Sporting administrators around the world have agonised over whether transwomen athletes should be allowed to take part in elite competition. Moves by two sports in the past week to effectively ban most transwomen have increased pressure on policymakers to clarify their positions on an issue that resonates far beyond the sporting arena.
Following months of research and input from legal, scientific and athletic perspectives, Fina, the governing body of elite swimming, ruled last weekend that transwomen would not be allowed to compete in women’s events if they had experienced male puberty.
Rugby League announced two days later that it too would bar transwomen from international competition, pending further research into the potential risks of allowing them to participate.
The decisions have drawn the ire of transgender rights advocates and sparked further debate among sports executives over the criteria for eligibility in elite events, as several more federations mull their own policies for trans athletes.
“The fundamental circle to square is this debate of inclusivity versus fairness,” said one sporting official briefed on transgender policy formation. “When the two clash, we want to encourage participation but it has to be trumped by fairness.
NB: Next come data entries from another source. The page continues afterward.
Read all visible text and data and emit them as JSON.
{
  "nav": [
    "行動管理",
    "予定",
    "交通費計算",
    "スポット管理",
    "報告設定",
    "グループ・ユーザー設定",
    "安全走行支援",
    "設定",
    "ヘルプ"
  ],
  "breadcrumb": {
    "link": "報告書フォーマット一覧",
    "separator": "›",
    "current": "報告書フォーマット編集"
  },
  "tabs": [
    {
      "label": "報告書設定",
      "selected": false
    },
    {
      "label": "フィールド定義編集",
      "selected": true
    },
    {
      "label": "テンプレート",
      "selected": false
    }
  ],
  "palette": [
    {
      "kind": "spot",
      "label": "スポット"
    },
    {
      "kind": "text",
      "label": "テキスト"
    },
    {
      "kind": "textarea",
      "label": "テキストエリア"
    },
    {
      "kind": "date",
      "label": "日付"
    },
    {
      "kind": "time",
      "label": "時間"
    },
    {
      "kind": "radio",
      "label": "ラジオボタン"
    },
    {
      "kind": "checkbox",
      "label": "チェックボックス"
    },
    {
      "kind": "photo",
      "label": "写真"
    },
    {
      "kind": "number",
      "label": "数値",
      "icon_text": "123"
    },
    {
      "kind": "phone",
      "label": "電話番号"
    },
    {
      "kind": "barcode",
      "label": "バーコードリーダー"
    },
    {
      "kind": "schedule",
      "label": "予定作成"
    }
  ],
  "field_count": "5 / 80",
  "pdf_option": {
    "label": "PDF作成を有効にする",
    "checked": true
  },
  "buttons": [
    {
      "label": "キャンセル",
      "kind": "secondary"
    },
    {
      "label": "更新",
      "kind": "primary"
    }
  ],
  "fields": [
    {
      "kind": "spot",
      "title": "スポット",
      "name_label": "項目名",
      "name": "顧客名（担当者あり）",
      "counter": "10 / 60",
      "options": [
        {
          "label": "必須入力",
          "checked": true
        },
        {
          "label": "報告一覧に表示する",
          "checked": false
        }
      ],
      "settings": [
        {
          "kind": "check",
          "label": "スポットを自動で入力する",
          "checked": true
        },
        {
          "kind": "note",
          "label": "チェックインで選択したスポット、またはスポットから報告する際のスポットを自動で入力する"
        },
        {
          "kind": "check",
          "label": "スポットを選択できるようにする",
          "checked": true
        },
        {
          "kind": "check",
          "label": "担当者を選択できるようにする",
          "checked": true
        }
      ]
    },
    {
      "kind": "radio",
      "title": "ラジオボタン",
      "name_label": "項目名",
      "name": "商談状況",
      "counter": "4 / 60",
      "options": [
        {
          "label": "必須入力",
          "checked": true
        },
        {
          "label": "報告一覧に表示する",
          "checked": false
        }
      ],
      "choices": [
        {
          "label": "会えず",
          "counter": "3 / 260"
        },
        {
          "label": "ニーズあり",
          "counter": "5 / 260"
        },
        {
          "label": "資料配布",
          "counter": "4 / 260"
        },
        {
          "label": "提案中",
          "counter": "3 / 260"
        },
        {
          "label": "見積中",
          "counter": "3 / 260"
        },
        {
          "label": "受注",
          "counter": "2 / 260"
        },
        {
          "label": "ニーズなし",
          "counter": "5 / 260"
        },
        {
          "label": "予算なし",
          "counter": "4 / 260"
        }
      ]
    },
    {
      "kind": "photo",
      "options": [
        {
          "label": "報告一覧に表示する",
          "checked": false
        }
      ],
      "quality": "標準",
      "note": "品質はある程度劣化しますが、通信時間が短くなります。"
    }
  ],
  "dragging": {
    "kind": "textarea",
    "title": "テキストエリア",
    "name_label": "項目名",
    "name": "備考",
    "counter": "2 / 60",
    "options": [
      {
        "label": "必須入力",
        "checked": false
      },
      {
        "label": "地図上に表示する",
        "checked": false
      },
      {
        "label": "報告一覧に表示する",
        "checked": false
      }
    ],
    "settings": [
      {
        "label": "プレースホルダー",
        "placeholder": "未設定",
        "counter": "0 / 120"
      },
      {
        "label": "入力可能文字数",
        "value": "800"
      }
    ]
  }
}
It’s hellishly, hellishly difficult.”
The ban in swimming — the first by a marquee Olympic sport — came after Lia Thomas in March become the first known transgender woman to win a US national collegiate swimming title.
A host of other international sport federations, including for football, badminton, cycling, hockey, athletics and lacrosse, have this month updated or said they intended to review rules governing gender eligibility.
Sports administrators are seeking to juggle a small but growing body of research on performance advantages by sex with efforts to preserve a spirit of inclusiveness.
Olivia Hunt, policy director for the US National Center for Transgender Equality, said the new Fina policy “really highlights the need for transgender and nonbinary athletes and their supporters to be more active in advocating for their rights to participate.”
She alluded to the backlash against Thomas, adding that “the swimming world’s outrageous reaction over the past few months to a single transwoman doing well in a single event makes it clear there are policymakers whose decisions are guided by a desire to ensure trans youth are excluded.”
Sebastian Coe, World Athletics president, said at an event in Hungary last week that the Fina ban was “in the best interests of its sport”, adding: “If we ever get pushed into a corner to that point where we are making a judgment about fairness or inclusion, I will always fall down on the side of fairness.”
Sports stakeholders say the flurry of policy formation on trans participation has come at the behest of the International Olympic Committee, which in November released a framework urging international sports federations to determine eligibility criteria for themselves.
An IOC spokesperson said that the individual sports bodies “are well placed to define the factors that contribute to performance advantage in the context of their own sport.”
Among sporting organisations which have updated their policies, the basis of their eligibility criteria vary widely. The international governing body for cycling, UCI, determined last week based on a handful of studies that transwomen must undergo a transition period of at least 24 months, up from 12, in order to “reverse” the physiological advantages inherent to biological males.
Principally, according to research cited by UCI, it takes at least two years to adapt muscle strength and power to levels common among biological females.
By contrast, team sports and especially contact sports cite different research. World Rugby determined in 2020 that the sport’s “unique context of combining strength, power, speed and endurance in a physical, collision environment” makes it unsafe for trans women to participate in women’s rugby, although it committed to funding further research on the topic. In other sports, other factors such as height, heart size and arm length have become discussion points.
Joanna Harper, a transwoman long-distance runner and PhD candidate researching trans athletes at Loughborough University in the UK, said available studies were not yet comprehensive enough to set widespread policy formation.
“To a certain extent, sports federations need to wing it, to do the best they can with the data that exist, and understand that as we get more and better data they’ll be able to make better policy,” she said.
Some sports have indicated they may take a more inclusive approach to transwomen’s participation, including World Lacrosse which is set to discuss the matter at a board meeting next week. USA Swimming said they were “being deliberate in our review” of Fina’s effective ban.
Governance of transgender representation in sport is linked to but nuanced from earlier regulations on athletes with differences in sex development, also known as DSD or intersex.
Though there are myriad differences between the circumstances facing trans and intersex athletes, sporting bodies and advocates say there is room for improvement on treating both constituencies more humanely.
The IOC framework includes provisions for sport federations to avoid “gynaecological examinations or similar forms of invasive physical examinations” to determine an athlete’s sex or gender.
Hunt, the NCTE policy director, said that “intersex athletes as well as trans and nonbinary athletes deserve to participate in sport under policies that focus on fairness and inclusion for all athletes — including them.”
Harper also made the point that sport may be seeking to solve a problem that barely exists, given how few self-identifying transgender athletes are even close to competing in elite level sports.
“No transwoman has competed in international level swimming, ever. Why are they so worried about this?” Harper asked. “They’re trying to fix a problem that doesn’t exist.”